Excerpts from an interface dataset
····················

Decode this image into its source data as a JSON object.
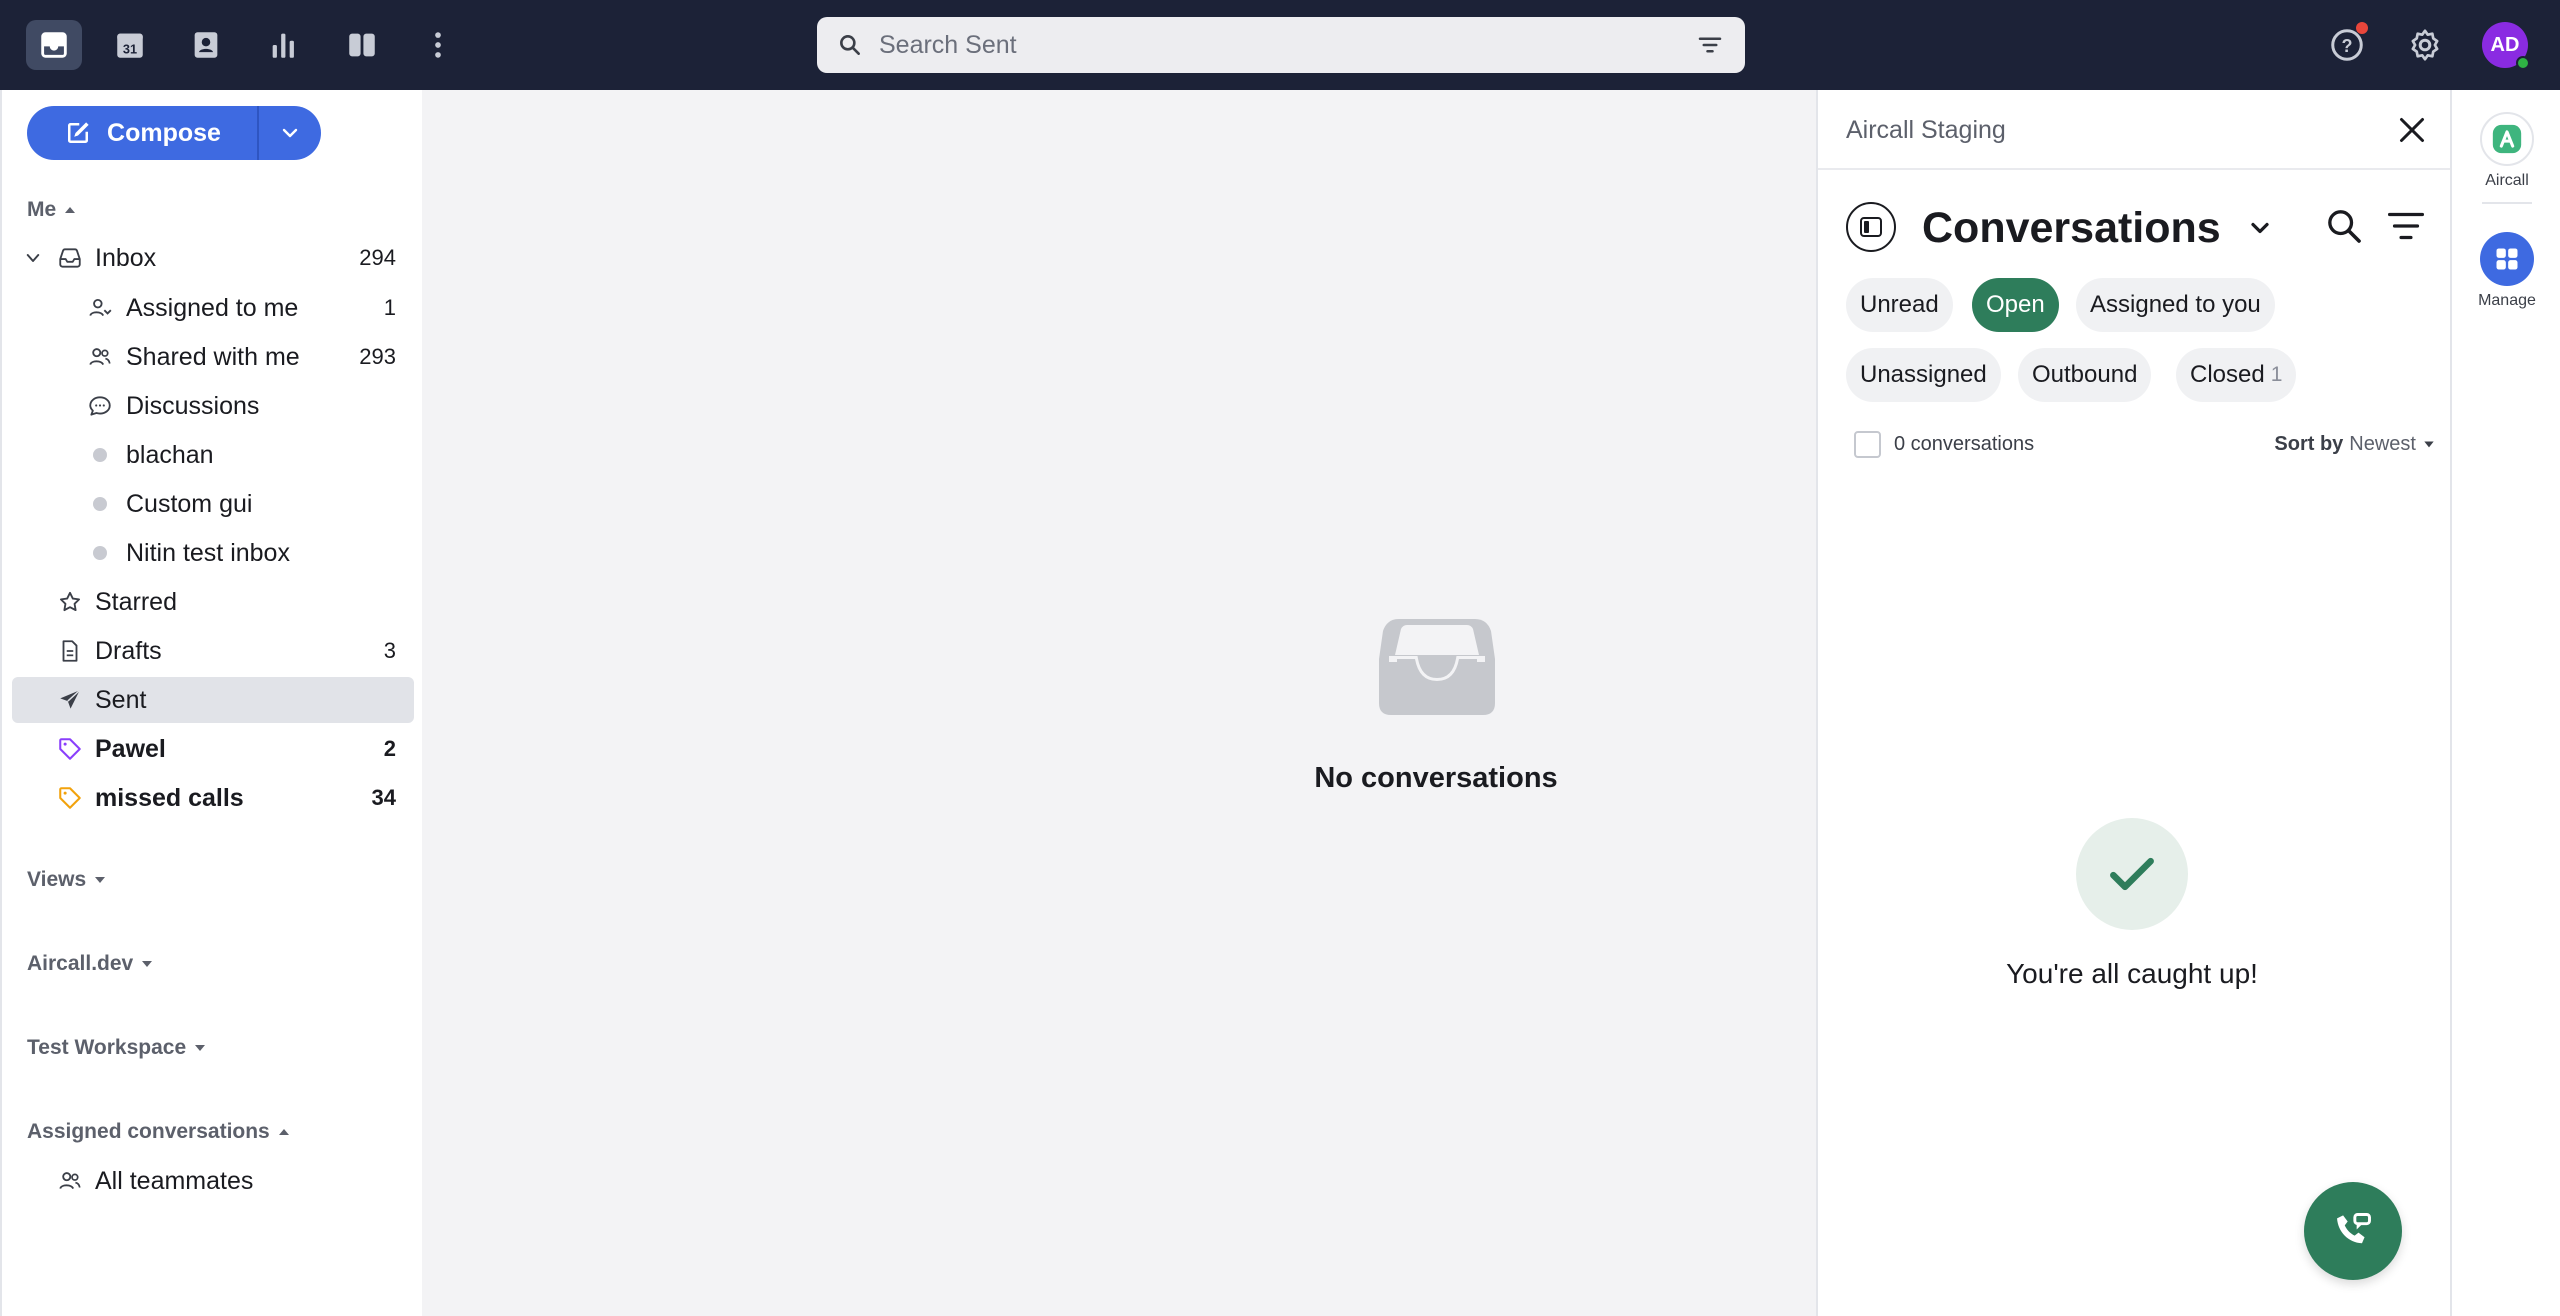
{
  "search": {
    "placeholder": "Search Sent"
  },
  "user": {
    "initials": "AD"
  },
  "compose": {
    "label": "Compose"
  },
  "sections": {
    "me": "Me",
    "views": "Views",
    "aircall_dev": "Aircall.dev",
    "test_workspace": "Test Workspace",
    "assigned_conversations": "Assigned conversations"
  },
  "nav": {
    "inbox": {
      "label": "Inbox",
      "count": "294"
    },
    "assigned_to_me": {
      "label": "Assigned to me",
      "count": "1"
    },
    "shared_with_me": {
      "label": "Shared with me",
      "count": "293"
    },
    "discussions": {
      "label": "Discussions"
    },
    "blachan": {
      "label": "blachan"
    },
    "custom_gui": {
      "label": "Custom gui"
    },
    "nitin": {
      "label": "Nitin test inbox"
    },
    "starred": {
      "label": "Starred"
    },
    "drafts": {
      "label": "Drafts",
      "count": "3"
    },
    "sent": {
      "label": "Sent"
    },
    "pawel": {
      "label": "Pawel",
      "count": "2"
    },
    "missed_calls": {
      "label": "missed calls",
      "count": "34"
    },
    "all_teammates": {
      "label": "All teammates"
    }
  },
  "main": {
    "empty_text": "No conversations"
  },
  "panel": {
    "title": "Aircall Staging",
    "heading": "Conversations",
    "chips": {
      "unread": "Unread",
      "open": "Open",
      "assigned_to_you": "Assigned to you",
      "unassigned": "Unassigned",
      "outbound": "Outbound",
      "closed": "Closed",
      "closed_count": "1"
    },
    "conv_count": "0 conversations",
    "sort_label": "Sort by",
    "sort_value": "Newest",
    "caught_up": "You're all caught up!"
  },
  "rail": {
    "aircall": "Aircall",
    "manage": "Manage"
  },
  "colors": {
    "topbar": "#1c2237",
    "compose": "#3e6ae1",
    "aircall_green": "#2e7d5b",
    "avatar": "#8a2be2"
  }
}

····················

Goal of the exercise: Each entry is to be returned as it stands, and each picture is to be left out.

Result below:
Decode this image into its source data as a JSON object.
{
  "search": {
    "placeholder": "Search Sent"
  },
  "user": {
    "initials": "AD"
  },
  "compose": {
    "label": "Compose"
  },
  "sections": {
    "me": "Me",
    "views": "Views",
    "aircall_dev": "Aircall.dev",
    "test_workspace": "Test Workspace",
    "assigned_conversations": "Assigned conversations"
  },
  "nav": {
    "inbox": {
      "label": "Inbox",
      "count": "294"
    },
    "assigned_to_me": {
      "label": "Assigned to me",
      "count": "1"
    },
    "shared_with_me": {
      "label": "Shared with me",
      "count": "293"
    },
    "discussions": {
      "label": "Discussions"
    },
    "blachan": {
      "label": "blachan"
    },
    "custom_gui": {
      "label": "Custom gui"
    },
    "nitin": {
      "label": "Nitin test inbox"
    },
    "starred": {
      "label": "Starred"
    },
    "drafts": {
      "label": "Drafts",
      "count": "3"
    },
    "sent": {
      "label": "Sent"
    },
    "pawel": {
      "label": "Pawel",
      "count": "2"
    },
    "missed_calls": {
      "label": "missed calls",
      "count": "34"
    },
    "all_teammates": {
      "label": "All teammates"
    }
  },
  "main": {
    "empty_text": "No conversations"
  },
  "panel": {
    "title": "Aircall Staging",
    "heading": "Conversations",
    "chips": {
      "unread": "Unread",
      "open": "Open",
      "assigned_to_you": "Assigned to you",
      "unassigned": "Unassigned",
      "outbound": "Outbound",
      "closed": "Closed",
      "closed_count": "1"
    },
    "conv_count": "0 conversations",
    "sort_label": "Sort by",
    "sort_value": "Newest",
    "caught_up": "You're all caught up!"
  },
  "rail": {
    "aircall": "Aircall",
    "manage": "Manage"
  },
  "colors": {
    "topbar": "#1c2237",
    "compose": "#3e6ae1",
    "aircall_green": "#2e7d5b",
    "avatar": "#8a2be2"
  }
}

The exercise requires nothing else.